Task objective
In the records below, count each line where the word "opened" appears, and reply with that number only.

Input

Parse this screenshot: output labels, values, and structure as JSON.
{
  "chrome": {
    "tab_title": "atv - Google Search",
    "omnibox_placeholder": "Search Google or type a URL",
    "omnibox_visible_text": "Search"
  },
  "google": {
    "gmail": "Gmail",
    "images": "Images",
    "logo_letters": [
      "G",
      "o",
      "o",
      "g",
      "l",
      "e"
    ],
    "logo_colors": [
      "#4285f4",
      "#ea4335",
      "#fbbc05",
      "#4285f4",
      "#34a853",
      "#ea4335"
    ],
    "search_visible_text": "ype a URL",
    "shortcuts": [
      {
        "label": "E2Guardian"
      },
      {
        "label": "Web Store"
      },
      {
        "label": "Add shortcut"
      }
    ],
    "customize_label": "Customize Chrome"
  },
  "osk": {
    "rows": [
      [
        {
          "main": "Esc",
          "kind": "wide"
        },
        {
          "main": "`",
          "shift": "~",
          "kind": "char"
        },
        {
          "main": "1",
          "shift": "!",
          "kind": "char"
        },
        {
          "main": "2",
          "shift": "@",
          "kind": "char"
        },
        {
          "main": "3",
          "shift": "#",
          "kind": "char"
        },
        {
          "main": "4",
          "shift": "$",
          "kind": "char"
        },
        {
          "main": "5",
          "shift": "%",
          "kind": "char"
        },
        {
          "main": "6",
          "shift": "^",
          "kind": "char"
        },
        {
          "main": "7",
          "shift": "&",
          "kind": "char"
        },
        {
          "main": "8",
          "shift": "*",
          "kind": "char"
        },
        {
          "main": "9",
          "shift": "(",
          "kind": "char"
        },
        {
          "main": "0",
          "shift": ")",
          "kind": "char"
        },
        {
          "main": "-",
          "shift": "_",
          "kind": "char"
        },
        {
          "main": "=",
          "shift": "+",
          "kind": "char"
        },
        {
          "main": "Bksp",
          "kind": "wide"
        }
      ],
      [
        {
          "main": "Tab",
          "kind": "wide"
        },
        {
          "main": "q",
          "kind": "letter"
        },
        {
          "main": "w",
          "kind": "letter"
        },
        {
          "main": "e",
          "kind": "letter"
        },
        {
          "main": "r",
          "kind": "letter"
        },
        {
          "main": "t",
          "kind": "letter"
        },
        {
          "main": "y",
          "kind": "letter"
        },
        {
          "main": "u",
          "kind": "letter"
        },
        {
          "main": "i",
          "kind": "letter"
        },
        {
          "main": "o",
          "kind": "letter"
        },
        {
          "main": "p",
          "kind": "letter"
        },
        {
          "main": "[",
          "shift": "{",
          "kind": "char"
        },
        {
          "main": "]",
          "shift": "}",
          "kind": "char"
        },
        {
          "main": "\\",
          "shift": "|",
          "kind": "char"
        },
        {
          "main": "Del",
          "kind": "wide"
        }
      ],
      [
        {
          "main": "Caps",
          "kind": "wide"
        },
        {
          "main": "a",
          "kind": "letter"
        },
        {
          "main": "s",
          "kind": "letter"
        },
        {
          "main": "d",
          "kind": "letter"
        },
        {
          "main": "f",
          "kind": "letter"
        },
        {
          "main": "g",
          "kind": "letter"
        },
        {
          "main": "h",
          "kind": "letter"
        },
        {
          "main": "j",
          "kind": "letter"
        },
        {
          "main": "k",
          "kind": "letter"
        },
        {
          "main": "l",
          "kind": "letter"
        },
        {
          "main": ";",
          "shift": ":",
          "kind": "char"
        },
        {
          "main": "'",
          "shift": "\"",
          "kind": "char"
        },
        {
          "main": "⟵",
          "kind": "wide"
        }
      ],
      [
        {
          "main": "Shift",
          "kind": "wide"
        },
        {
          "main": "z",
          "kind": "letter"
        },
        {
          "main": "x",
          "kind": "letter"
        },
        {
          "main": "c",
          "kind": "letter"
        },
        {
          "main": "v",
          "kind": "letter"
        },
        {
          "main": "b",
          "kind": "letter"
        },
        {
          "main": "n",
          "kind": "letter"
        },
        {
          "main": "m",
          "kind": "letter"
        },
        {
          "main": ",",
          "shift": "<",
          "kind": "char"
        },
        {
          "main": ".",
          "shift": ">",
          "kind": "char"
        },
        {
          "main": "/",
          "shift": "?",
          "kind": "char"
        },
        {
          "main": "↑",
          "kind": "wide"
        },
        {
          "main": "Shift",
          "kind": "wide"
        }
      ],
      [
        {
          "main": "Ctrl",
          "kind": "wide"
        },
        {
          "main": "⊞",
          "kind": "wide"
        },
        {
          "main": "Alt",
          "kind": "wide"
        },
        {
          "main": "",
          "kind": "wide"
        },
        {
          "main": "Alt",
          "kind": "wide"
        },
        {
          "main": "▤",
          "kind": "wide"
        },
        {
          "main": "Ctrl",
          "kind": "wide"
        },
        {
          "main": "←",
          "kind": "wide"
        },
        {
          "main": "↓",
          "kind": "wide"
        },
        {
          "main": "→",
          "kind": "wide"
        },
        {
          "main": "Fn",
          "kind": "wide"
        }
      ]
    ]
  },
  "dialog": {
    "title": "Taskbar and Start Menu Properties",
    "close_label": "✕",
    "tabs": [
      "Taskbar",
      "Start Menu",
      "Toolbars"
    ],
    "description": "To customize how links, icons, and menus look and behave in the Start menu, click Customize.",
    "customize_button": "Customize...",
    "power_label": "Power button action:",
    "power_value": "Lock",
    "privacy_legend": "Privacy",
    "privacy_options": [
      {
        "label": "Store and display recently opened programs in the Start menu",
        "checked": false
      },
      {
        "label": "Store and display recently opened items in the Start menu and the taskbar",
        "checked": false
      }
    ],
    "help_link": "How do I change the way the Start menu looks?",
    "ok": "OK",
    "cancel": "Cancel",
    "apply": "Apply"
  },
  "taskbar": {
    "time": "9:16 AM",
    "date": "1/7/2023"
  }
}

Solution
2